◆ WHAT IS REQUIRED ◆
Because the pictures are not wanted, give back only the exact text of every entry below.

[Stored data entries]
+ + + + + + +
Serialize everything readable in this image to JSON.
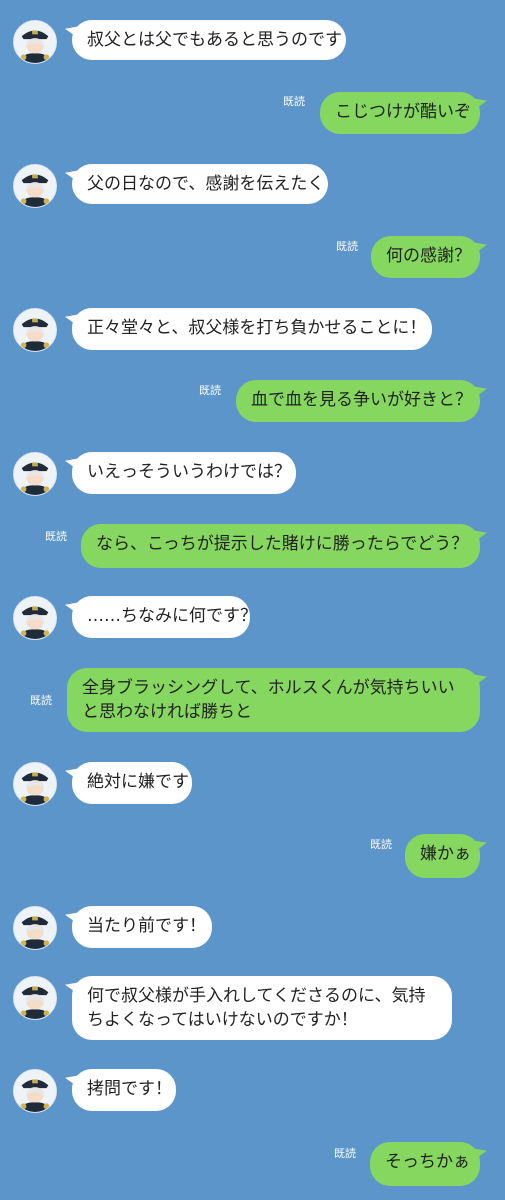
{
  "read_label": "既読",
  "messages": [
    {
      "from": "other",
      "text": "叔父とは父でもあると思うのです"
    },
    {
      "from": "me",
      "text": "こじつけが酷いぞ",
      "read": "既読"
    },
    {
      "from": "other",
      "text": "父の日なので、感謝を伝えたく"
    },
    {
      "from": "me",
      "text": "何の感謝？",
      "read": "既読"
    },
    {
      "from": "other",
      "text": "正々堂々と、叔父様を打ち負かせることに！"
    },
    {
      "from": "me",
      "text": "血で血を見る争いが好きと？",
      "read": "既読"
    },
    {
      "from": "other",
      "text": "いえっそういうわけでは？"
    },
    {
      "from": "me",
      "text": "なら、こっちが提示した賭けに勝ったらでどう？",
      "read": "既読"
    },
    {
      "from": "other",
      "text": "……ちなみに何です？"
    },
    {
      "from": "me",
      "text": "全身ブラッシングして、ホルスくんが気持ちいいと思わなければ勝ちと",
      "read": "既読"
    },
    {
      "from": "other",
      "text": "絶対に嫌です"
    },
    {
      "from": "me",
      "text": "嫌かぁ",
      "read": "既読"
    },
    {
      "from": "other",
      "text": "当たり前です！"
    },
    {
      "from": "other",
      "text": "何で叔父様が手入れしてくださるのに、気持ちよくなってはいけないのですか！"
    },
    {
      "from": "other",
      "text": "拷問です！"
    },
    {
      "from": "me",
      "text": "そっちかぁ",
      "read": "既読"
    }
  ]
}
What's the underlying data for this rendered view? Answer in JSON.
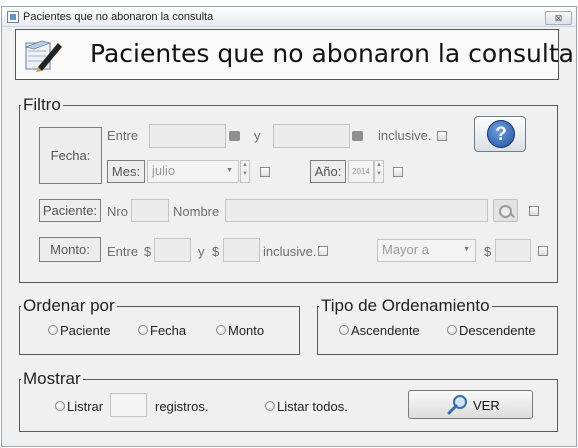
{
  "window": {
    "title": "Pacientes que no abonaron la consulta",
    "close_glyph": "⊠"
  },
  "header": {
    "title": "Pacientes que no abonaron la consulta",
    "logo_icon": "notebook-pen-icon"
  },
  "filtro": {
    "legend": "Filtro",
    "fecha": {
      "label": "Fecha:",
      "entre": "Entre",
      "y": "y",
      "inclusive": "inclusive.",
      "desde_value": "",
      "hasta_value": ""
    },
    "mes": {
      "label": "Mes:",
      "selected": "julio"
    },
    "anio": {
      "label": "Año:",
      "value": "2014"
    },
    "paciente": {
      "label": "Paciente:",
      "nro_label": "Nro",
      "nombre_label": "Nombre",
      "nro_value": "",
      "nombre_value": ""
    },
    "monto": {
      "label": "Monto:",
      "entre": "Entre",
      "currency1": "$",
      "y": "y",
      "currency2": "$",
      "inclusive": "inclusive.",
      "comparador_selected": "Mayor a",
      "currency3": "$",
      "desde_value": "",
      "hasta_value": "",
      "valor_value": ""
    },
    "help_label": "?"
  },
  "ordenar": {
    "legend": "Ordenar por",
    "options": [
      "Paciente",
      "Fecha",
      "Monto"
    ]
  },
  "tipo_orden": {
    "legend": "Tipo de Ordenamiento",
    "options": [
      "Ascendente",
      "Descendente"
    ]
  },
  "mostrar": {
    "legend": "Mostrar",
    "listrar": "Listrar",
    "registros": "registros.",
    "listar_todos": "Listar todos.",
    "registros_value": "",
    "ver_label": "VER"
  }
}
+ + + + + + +
◆ THE COMPLETED TASK ◆
Serialize everything readable in this image to JSON.
{
  "read_label": "既読",
  "messages": [
    {
      "from": "other",
      "text": "叔父とは父でもあると思うのです"
    },
    {
      "from": "me",
      "text": "こじつけが酷いぞ",
      "read": "既読"
    },
    {
      "from": "other",
      "text": "父の日なので、感謝を伝えたく"
    },
    {
      "from": "me",
      "text": "何の感謝？",
      "read": "既読"
    },
    {
      "from": "other",
      "text": "正々堂々と、叔父様を打ち負かせることに！"
    },
    {
      "from": "me",
      "text": "血で血を見る争いが好きと？",
      "read": "既読"
    },
    {
      "from": "other",
      "text": "いえっそういうわけでは？"
    },
    {
      "from": "me",
      "text": "なら、こっちが提示した賭けに勝ったらでどう？",
      "read": "既読"
    },
    {
      "from": "other",
      "text": "……ちなみに何です？"
    },
    {
      "from": "me",
      "text": "全身ブラッシングして、ホルスくんが気持ちいいと思わなければ勝ちと",
      "read": "既読"
    },
    {
      "from": "other",
      "text": "絶対に嫌です"
    },
    {
      "from": "me",
      "text": "嫌かぁ",
      "read": "既読"
    },
    {
      "from": "other",
      "text": "当たり前です！"
    },
    {
      "from": "other",
      "text": "何で叔父様が手入れしてくださるのに、気持ちよくなってはいけないのですか！"
    },
    {
      "from": "other",
      "text": "拷問です！"
    },
    {
      "from": "me",
      "text": "そっちかぁ",
      "read": "既読"
    }
  ]
}
What's the underlying data for this rendered view? Answer in JSON.
{
  "window": {
    "title": "Pacientes que no abonaron la consulta",
    "close_glyph": "⊠"
  },
  "header": {
    "title": "Pacientes que no abonaron la consulta",
    "logo_icon": "notebook-pen-icon"
  },
  "filtro": {
    "legend": "Filtro",
    "fecha": {
      "label": "Fecha:",
      "entre": "Entre",
      "y": "y",
      "inclusive": "inclusive.",
      "desde_value": "",
      "hasta_value": ""
    },
    "mes": {
      "label": "Mes:",
      "selected": "julio"
    },
    "anio": {
      "label": "Año:",
      "value": "2014"
    },
    "paciente": {
      "label": "Paciente:",
      "nro_label": "Nro",
      "nombre_label": "Nombre",
      "nro_value": "",
      "nombre_value": ""
    },
    "monto": {
      "label": "Monto:",
      "entre": "Entre",
      "currency1": "$",
      "y": "y",
      "currency2": "$",
      "inclusive": "inclusive.",
      "comparador_selected": "Mayor a",
      "currency3": "$",
      "desde_value": "",
      "hasta_value": "",
      "valor_value": ""
    },
    "help_label": "?"
  },
  "ordenar": {
    "legend": "Ordenar por",
    "options": [
      "Paciente",
      "Fecha",
      "Monto"
    ]
  },
  "tipo_orden": {
    "legend": "Tipo de Ordenamiento",
    "options": [
      "Ascendente",
      "Descendente"
    ]
  },
  "mostrar": {
    "legend": "Mostrar",
    "listrar": "Listrar",
    "registros": "registros.",
    "listar_todos": "Listar todos.",
    "registros_value": "",
    "ver_label": "VER"
  }
}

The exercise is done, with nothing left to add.